## Aim of the task
The data below is to be output in full, unchanged.

╭──

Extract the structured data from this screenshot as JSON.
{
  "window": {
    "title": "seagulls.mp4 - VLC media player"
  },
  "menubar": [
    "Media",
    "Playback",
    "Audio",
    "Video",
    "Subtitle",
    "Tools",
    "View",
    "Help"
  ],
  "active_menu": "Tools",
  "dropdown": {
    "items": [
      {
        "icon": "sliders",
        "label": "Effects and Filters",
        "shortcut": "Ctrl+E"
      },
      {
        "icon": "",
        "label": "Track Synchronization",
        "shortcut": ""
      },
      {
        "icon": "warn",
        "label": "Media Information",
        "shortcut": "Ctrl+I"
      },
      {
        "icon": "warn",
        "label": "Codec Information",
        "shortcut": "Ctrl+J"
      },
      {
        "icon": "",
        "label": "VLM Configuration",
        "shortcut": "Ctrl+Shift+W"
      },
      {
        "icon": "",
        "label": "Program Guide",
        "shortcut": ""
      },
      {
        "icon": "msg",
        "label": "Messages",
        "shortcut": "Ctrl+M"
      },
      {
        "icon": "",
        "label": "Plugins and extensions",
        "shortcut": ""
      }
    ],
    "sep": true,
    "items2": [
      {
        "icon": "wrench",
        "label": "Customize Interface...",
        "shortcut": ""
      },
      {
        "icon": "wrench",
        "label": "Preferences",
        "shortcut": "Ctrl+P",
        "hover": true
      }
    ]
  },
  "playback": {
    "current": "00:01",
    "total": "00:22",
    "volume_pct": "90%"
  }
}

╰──

## Exercise result
Extract the structured data from this screenshot as JSON.
{
  "window": {
    "title": "seagulls.mp4 - VLC media player"
  },
  "menubar": [
    "Media",
    "Playback",
    "Audio",
    "Video",
    "Subtitle",
    "Tools",
    "View",
    "Help"
  ],
  "active_menu": "Tools",
  "dropdown": {
    "items": [
      {
        "icon": "sliders",
        "label": "Effects and Filters",
        "shortcut": "Ctrl+E"
      },
      {
        "icon": "",
        "label": "Track Synchronization",
        "shortcut": ""
      },
      {
        "icon": "warn",
        "label": "Media Information",
        "shortcut": "Ctrl+I"
      },
      {
        "icon": "warn",
        "label": "Codec Information",
        "shortcut": "Ctrl+J"
      },
      {
        "icon": "",
        "label": "VLM Configuration",
        "shortcut": "Ctrl+Shift+W"
      },
      {
        "icon": "",
        "label": "Program Guide",
        "shortcut": ""
      },
      {
        "icon": "msg",
        "label": "Messages",
        "shortcut": "Ctrl+M"
      },
      {
        "icon": "",
        "label": "Plugins and extensions",
        "shortcut": ""
      }
    ],
    "sep": true,
    "items2": [
      {
        "icon": "wrench",
        "label": "Customize Interface...",
        "shortcut": ""
      },
      {
        "icon": "wrench",
        "label": "Preferences",
        "shortcut": "Ctrl+P",
        "hover": true
      }
    ]
  },
  "playback": {
    "current": "00:01",
    "total": "00:22",
    "volume_pct": "90%"
  }
}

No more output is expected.